Then it’s over, and those of us not driving drain our glasses, feel part of something precious and important, and reflect on how much you can do in a year (or, possibly, think about writing a blog which begins with thinking about how quickly a year goes by). Most of us wander off to catch trains or carry on the conversation elsewhere. Only one of us gets home late that night to find a dead badger tied to his gate – the second time in a few months that a frightened, ignorant, ‘countryside campaigner’ has tried to send a warning to Chris Packham. In the classiest of responses, Chris (who would have been as appalled to see a wild animal treated so disrespectfully as to have his family attacked like this) simply said, “I’d be grateful if you have an issue with me and my views if you could express it without killing innocent animals.
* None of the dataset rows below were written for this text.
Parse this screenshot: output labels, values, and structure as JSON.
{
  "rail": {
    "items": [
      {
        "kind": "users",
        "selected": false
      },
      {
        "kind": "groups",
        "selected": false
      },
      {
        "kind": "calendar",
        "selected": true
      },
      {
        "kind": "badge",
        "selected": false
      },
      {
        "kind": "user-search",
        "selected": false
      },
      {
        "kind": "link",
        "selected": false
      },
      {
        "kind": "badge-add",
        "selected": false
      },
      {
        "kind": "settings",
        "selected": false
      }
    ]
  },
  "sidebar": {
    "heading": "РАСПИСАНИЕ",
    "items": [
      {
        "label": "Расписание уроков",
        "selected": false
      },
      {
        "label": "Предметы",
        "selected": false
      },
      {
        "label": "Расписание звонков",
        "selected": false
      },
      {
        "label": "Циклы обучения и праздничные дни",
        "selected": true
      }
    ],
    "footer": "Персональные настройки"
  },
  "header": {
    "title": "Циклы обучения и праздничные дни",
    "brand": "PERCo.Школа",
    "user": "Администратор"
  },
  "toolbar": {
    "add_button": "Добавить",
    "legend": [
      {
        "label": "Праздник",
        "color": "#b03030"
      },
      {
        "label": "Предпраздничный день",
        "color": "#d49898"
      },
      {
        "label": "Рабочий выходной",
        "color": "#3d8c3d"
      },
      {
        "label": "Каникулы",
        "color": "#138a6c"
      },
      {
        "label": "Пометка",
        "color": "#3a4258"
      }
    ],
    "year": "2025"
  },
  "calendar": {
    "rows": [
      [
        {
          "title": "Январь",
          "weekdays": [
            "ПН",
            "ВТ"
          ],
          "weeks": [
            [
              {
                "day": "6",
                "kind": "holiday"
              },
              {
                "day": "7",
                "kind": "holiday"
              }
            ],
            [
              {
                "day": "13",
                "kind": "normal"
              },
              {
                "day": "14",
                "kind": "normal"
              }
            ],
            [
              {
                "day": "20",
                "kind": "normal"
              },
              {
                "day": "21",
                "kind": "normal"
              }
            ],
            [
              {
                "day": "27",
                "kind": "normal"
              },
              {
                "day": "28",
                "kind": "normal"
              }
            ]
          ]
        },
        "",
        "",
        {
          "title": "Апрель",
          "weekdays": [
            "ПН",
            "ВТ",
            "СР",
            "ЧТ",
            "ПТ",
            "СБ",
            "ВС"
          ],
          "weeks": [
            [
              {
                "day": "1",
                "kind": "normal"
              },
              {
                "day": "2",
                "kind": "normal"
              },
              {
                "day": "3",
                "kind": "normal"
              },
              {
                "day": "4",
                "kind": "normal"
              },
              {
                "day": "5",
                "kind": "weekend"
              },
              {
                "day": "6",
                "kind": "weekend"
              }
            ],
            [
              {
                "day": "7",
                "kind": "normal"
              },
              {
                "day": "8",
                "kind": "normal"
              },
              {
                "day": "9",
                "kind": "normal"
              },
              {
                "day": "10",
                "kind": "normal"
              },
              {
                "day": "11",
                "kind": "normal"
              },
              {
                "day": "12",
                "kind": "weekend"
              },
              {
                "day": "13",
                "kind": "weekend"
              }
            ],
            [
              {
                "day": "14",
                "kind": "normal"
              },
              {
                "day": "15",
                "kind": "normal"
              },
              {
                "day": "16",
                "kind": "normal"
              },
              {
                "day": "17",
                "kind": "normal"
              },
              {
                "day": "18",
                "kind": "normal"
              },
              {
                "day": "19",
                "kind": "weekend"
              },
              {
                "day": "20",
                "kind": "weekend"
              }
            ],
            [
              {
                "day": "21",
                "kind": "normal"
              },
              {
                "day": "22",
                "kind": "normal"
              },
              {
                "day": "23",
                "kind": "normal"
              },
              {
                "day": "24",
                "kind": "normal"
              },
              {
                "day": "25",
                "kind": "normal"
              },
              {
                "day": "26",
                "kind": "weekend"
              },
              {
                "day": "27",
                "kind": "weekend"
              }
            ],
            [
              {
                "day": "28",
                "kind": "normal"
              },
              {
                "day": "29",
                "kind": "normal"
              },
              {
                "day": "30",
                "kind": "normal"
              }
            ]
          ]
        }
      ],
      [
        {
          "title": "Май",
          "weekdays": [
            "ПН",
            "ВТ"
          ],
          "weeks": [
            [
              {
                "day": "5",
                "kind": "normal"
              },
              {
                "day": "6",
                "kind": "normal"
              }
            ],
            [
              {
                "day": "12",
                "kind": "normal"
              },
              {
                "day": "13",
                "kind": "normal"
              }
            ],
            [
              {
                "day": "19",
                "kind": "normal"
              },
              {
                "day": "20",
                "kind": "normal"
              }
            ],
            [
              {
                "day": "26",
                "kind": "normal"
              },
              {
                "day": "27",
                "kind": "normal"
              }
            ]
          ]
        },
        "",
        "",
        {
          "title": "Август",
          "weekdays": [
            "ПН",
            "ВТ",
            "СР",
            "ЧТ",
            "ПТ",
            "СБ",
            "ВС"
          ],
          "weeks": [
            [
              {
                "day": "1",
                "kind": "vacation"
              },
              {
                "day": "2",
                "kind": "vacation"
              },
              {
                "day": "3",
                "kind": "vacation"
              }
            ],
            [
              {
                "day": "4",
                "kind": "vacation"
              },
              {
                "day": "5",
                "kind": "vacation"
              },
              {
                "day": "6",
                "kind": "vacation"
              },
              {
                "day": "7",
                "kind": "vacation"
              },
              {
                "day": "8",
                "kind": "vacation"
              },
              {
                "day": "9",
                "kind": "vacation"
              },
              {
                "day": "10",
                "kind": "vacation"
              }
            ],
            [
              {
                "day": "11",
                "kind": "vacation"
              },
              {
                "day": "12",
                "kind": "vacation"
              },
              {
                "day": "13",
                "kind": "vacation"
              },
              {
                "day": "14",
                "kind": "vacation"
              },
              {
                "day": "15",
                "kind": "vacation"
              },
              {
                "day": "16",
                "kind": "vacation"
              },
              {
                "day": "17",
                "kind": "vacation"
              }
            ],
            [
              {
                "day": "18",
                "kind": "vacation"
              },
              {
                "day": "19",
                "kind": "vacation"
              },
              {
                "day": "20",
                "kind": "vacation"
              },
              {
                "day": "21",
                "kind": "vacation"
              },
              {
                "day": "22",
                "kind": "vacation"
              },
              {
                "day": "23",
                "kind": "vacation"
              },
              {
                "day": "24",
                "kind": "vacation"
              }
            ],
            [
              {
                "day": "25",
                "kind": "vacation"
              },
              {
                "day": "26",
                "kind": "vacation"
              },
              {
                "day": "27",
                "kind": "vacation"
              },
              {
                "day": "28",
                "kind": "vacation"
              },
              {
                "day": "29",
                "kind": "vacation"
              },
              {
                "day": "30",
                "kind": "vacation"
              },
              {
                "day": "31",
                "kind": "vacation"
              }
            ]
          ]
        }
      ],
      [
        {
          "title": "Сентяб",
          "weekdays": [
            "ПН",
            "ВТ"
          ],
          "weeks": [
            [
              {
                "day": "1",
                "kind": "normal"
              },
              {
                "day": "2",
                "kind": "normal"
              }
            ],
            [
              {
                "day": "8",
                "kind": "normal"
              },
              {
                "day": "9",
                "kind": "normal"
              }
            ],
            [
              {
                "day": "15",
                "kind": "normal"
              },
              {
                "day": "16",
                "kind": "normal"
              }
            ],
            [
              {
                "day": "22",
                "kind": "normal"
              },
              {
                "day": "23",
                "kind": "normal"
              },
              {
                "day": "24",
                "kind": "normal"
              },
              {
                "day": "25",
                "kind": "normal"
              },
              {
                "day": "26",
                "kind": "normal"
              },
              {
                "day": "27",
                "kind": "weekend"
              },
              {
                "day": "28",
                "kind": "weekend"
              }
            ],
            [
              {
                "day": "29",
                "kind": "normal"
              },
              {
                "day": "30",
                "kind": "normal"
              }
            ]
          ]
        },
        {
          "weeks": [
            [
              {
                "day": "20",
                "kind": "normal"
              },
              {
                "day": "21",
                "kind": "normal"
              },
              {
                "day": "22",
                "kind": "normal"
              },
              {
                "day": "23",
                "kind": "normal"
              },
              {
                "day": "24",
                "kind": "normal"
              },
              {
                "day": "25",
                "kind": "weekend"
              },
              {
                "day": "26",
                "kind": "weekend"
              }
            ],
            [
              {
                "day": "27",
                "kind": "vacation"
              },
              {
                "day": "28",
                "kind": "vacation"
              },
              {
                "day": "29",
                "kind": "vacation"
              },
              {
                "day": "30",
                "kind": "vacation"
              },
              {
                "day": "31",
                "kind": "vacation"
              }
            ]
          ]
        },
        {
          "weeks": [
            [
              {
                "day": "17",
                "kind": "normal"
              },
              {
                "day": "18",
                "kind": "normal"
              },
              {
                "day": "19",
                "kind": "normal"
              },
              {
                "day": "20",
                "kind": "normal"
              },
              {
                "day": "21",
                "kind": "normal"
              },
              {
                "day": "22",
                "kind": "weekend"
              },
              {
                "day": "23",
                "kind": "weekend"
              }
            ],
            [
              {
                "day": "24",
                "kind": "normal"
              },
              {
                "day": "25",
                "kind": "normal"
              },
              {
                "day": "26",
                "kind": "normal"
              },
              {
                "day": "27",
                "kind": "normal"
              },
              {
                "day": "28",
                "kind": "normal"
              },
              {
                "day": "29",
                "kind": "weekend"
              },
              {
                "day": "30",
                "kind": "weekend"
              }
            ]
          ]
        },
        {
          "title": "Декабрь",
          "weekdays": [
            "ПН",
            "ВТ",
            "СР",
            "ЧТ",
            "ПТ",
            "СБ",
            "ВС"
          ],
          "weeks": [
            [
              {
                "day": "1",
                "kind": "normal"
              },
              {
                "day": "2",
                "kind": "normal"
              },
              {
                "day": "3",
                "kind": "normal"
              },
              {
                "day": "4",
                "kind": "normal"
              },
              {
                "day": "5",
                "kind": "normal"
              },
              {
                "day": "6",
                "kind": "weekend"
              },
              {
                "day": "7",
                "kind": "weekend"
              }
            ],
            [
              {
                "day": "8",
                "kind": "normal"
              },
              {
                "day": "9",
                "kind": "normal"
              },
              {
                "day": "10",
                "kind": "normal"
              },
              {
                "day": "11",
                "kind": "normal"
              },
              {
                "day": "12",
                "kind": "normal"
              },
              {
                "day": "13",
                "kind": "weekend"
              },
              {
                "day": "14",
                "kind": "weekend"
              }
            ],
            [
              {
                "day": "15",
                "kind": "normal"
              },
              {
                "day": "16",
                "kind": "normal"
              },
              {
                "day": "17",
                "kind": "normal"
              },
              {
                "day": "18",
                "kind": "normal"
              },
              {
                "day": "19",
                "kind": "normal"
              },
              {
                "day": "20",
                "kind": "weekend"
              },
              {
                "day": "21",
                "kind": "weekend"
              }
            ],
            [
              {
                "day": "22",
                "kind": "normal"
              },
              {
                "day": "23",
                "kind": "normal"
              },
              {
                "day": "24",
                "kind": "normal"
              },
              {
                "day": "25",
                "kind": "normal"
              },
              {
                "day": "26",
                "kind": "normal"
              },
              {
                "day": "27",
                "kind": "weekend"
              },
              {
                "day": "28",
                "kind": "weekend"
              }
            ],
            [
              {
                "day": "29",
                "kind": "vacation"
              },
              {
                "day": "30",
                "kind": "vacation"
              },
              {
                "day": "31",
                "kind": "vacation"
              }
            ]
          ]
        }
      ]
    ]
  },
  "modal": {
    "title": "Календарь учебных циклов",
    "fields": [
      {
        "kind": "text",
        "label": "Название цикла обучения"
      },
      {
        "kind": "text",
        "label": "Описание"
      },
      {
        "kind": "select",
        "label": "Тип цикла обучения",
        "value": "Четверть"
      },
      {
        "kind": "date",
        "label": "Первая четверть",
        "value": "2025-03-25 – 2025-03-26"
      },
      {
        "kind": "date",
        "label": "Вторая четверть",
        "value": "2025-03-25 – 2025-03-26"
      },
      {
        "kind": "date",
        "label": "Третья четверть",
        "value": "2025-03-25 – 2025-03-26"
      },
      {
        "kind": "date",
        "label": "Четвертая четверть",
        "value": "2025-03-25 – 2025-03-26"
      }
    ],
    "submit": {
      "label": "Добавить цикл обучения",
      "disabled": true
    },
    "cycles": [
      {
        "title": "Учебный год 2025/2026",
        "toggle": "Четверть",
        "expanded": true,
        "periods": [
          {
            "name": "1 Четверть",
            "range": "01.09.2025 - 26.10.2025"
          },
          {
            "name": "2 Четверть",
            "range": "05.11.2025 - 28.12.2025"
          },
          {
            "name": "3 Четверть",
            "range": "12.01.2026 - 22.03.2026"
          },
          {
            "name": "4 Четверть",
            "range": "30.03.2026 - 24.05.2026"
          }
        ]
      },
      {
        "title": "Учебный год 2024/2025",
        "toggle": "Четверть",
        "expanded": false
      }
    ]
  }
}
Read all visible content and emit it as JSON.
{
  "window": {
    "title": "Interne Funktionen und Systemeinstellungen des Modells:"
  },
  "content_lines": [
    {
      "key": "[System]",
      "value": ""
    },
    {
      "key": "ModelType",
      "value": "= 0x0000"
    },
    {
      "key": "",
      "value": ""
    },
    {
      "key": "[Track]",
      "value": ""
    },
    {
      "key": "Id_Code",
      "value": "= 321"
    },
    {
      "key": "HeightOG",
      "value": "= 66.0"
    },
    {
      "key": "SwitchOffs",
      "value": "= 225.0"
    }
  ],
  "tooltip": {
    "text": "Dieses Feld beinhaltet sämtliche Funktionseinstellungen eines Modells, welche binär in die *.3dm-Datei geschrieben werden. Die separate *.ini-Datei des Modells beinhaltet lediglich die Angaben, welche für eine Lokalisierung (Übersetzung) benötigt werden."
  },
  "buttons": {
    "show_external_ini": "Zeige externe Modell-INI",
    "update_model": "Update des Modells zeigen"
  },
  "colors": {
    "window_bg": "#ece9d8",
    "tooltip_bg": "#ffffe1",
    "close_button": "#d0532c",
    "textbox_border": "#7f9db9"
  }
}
What do you think @DailyMailUK @BASCnews?”
It takes determination to campaign against the status quo. It takes courage to tell the establishment that laws which have been designed to benefit landowners don’t protect wildlife. It takes integrity to invite your detractors to debate with you when they hint about violence and stringing you up. On the other hand, when you don’t have a valid argument, when you’ve been told ‘to take action’ by lobbyists, when you’re too stupid to understand how self-defeating an action can be, and when you just don’t like or care about wildlife or like or care about the people who do – you tie dead badgers to a gate in the middle of the night and you run away.
Wild Justice’s birthday and this senseless, cowardly act were probably not directly related, but they were connected. In just twelve months, by standing up for wildlife, by demonstrating in court that some laws are badly-written and archaic, Wild Justice has ‘made a difference’. They have lit a fire under prejudices and ‘traditions’ that are unfit for the twenty-first century. As Chris said in London, “We pick fights because we know that we’re right“. Every one of us that supports Wild Justice knows it too.
This is a long read but I’d like to add one more thing. Can I just say thank you for everything you do, WJ, and may this birthday be the first of many. Cheers.